Only about one-fourth of US plastic surgery residents said they had received opioid-prescriber education, compared to more than half of Canadian trainees. However, in both groups, only a small percentage of residents routinely screened for risk factors of opioid abuse or performed opioid counseling before surgery.

For seven out of eight procedures, US trainees prescribed significantly higher opioid doses than Canadian trainees. For example, for one type of breast reconstruction (DIEP flap), US plastic surgery residents prescribed nearly double the dose of opioids, compared to those in Canada.

The higher rate of opioid prescribing by US trainees remained significant after adjustment for other factors. Junior (less experienced) residents prescribed higher doses than senior residents, the release explains.

The trainees cited a wide range of factors affecting their opioid prescribing – most commonly the expected level of postoperative pain and the preferences of the attending surgeon or senior resident. In both countries, few residents mentioned concerns about patient dissatisfaction.

Overprescribing after surgery is an important contributor to the opioid epidemic. The new research finds significant differences in opioid prescribing by plastic surgery residents in the United States and Canada, with US trainees prescribing higher doses for most procedures.

But the study finds room for improvement in both countries, including the use of screening and preoperative counseling about the addictive potential of opioids and recommended disposal of leftover medications.

“Since surgical trainees are commonly the physicians most closely involved in postoperative discharge instructions, this represents an important opportunity to provide patients and their families with education on opioid safety,” Power and coauthors write, per the release.

Standardized training to optimize opioid prescribing by surgical residents is essential, Power and colleagues believe.
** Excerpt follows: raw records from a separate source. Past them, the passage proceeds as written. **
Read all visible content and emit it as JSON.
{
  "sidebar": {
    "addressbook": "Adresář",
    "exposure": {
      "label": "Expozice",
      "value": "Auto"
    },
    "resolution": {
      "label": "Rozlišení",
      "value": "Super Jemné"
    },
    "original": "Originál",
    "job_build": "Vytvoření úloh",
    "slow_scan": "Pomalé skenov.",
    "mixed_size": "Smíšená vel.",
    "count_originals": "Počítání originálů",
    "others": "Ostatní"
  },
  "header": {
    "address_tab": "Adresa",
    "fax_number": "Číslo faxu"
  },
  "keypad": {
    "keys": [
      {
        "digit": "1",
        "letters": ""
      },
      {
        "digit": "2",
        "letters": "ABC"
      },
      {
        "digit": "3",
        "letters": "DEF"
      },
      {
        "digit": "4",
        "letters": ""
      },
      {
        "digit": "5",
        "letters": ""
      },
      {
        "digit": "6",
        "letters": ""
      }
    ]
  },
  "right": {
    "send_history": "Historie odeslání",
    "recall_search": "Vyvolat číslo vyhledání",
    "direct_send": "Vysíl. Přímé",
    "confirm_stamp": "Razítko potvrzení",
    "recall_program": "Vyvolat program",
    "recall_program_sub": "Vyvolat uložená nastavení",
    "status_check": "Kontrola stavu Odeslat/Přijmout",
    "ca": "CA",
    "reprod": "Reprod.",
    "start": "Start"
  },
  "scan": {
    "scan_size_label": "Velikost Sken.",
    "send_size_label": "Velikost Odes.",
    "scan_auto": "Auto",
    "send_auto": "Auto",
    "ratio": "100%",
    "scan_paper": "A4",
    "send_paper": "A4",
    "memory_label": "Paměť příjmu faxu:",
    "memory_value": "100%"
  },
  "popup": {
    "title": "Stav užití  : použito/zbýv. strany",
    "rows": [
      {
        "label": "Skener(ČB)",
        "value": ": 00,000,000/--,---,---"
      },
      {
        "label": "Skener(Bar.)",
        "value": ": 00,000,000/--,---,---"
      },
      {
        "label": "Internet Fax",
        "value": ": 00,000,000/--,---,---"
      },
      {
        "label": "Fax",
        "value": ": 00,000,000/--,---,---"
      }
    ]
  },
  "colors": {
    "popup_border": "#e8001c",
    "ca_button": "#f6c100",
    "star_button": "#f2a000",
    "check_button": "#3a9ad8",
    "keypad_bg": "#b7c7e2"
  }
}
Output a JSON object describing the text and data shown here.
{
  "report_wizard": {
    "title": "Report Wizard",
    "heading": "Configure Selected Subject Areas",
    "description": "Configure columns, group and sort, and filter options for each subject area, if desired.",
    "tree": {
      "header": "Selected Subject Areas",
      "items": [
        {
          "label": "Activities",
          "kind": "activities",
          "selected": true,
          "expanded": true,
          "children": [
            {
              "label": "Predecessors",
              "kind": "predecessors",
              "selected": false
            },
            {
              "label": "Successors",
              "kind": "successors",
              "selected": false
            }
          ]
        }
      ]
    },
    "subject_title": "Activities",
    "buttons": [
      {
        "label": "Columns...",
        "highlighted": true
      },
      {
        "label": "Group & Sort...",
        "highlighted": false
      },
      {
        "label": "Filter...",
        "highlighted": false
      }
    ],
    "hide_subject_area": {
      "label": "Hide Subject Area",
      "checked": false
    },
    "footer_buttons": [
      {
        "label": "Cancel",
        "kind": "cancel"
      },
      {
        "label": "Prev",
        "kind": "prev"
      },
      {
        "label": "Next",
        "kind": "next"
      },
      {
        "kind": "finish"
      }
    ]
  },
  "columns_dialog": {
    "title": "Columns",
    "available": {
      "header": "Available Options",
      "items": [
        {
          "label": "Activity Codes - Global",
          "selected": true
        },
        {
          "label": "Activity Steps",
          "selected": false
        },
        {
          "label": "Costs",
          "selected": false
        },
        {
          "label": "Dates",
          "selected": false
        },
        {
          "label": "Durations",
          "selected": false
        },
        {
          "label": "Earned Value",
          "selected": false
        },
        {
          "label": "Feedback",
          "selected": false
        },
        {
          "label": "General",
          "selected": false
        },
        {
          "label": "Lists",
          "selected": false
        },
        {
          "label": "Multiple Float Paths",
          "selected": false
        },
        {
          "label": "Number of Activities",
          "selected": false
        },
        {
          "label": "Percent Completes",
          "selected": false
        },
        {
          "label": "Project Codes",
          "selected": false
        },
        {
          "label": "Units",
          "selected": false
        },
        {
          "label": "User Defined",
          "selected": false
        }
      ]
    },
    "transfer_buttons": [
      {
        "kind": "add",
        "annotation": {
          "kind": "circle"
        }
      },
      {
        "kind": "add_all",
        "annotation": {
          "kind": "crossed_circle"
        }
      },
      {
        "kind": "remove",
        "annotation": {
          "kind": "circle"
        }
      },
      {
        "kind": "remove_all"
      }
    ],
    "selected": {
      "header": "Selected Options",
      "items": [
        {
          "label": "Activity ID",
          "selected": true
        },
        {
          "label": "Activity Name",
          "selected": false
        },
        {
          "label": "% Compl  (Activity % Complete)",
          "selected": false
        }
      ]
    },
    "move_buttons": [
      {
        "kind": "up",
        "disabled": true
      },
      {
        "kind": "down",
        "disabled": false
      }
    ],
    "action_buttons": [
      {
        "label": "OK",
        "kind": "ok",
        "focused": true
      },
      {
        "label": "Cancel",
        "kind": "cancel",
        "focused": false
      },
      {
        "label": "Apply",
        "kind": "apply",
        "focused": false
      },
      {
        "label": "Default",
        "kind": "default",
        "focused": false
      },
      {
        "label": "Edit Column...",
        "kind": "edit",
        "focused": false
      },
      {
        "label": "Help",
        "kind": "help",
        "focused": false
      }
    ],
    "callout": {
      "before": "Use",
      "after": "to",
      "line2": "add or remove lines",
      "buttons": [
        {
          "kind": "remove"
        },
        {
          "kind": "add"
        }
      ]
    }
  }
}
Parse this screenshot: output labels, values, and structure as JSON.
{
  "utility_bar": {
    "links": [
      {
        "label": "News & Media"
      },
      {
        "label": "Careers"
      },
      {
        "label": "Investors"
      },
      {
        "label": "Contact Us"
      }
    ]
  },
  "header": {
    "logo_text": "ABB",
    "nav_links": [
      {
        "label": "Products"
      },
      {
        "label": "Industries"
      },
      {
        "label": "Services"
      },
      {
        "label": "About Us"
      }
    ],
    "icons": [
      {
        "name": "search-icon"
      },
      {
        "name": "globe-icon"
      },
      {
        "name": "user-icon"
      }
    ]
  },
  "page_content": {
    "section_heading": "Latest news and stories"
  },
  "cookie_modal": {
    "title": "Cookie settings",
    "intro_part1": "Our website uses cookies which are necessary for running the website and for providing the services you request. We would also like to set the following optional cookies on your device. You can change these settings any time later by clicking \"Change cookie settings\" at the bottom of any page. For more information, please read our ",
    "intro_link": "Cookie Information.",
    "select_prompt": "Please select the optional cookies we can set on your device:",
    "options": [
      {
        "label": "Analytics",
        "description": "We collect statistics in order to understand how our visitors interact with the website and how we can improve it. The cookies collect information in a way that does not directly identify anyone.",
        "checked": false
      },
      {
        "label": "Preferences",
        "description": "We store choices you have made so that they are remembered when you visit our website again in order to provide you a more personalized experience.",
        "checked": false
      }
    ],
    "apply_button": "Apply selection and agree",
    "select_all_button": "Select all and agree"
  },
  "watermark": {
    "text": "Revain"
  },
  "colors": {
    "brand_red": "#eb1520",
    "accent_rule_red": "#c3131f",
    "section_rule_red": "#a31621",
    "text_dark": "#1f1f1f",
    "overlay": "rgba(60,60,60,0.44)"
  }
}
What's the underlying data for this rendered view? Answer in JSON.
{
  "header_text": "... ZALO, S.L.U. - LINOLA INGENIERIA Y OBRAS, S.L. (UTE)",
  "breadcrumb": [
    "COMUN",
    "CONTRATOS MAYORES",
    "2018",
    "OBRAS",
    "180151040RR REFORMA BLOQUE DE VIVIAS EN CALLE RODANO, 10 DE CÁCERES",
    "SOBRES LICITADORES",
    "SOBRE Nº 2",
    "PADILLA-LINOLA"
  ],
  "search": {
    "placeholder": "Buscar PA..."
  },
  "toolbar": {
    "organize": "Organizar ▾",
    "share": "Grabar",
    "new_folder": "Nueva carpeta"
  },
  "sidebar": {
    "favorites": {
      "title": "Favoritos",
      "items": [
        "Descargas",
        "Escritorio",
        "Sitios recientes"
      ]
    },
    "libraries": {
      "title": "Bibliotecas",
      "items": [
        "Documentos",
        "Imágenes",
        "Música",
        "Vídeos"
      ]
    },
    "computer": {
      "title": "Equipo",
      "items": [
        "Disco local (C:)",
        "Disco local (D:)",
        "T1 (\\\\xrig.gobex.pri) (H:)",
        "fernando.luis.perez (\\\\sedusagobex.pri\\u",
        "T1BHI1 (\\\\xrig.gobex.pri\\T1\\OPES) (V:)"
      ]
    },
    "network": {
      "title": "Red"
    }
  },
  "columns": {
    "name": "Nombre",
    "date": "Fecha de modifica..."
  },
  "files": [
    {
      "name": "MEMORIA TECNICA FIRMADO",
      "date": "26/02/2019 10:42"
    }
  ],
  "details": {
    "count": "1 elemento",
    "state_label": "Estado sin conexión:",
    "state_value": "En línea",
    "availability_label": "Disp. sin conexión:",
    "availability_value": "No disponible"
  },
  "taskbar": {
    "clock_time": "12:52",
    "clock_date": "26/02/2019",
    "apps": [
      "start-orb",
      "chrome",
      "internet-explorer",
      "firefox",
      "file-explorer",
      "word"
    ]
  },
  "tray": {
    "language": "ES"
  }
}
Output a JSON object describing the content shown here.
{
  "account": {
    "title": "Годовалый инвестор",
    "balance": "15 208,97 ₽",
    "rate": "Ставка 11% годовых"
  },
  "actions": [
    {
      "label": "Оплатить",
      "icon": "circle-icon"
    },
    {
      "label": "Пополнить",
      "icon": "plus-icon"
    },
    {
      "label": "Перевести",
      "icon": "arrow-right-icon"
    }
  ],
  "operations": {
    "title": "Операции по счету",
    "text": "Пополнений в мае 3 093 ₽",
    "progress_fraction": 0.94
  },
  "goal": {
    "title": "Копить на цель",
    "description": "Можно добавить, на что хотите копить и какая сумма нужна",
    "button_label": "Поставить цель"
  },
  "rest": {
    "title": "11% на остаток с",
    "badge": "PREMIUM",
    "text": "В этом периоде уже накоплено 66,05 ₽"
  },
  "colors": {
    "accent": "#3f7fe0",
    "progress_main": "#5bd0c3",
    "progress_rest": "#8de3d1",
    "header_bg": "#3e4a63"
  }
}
They conclude, “Ultimately, addressing the opioid epidemic in plastic surgery requires a multifaceted approach, of which trainee education is one component.”

[Source(s): Wolters Kluwer Health: Lippincott Williams and Wilkins, Newswise]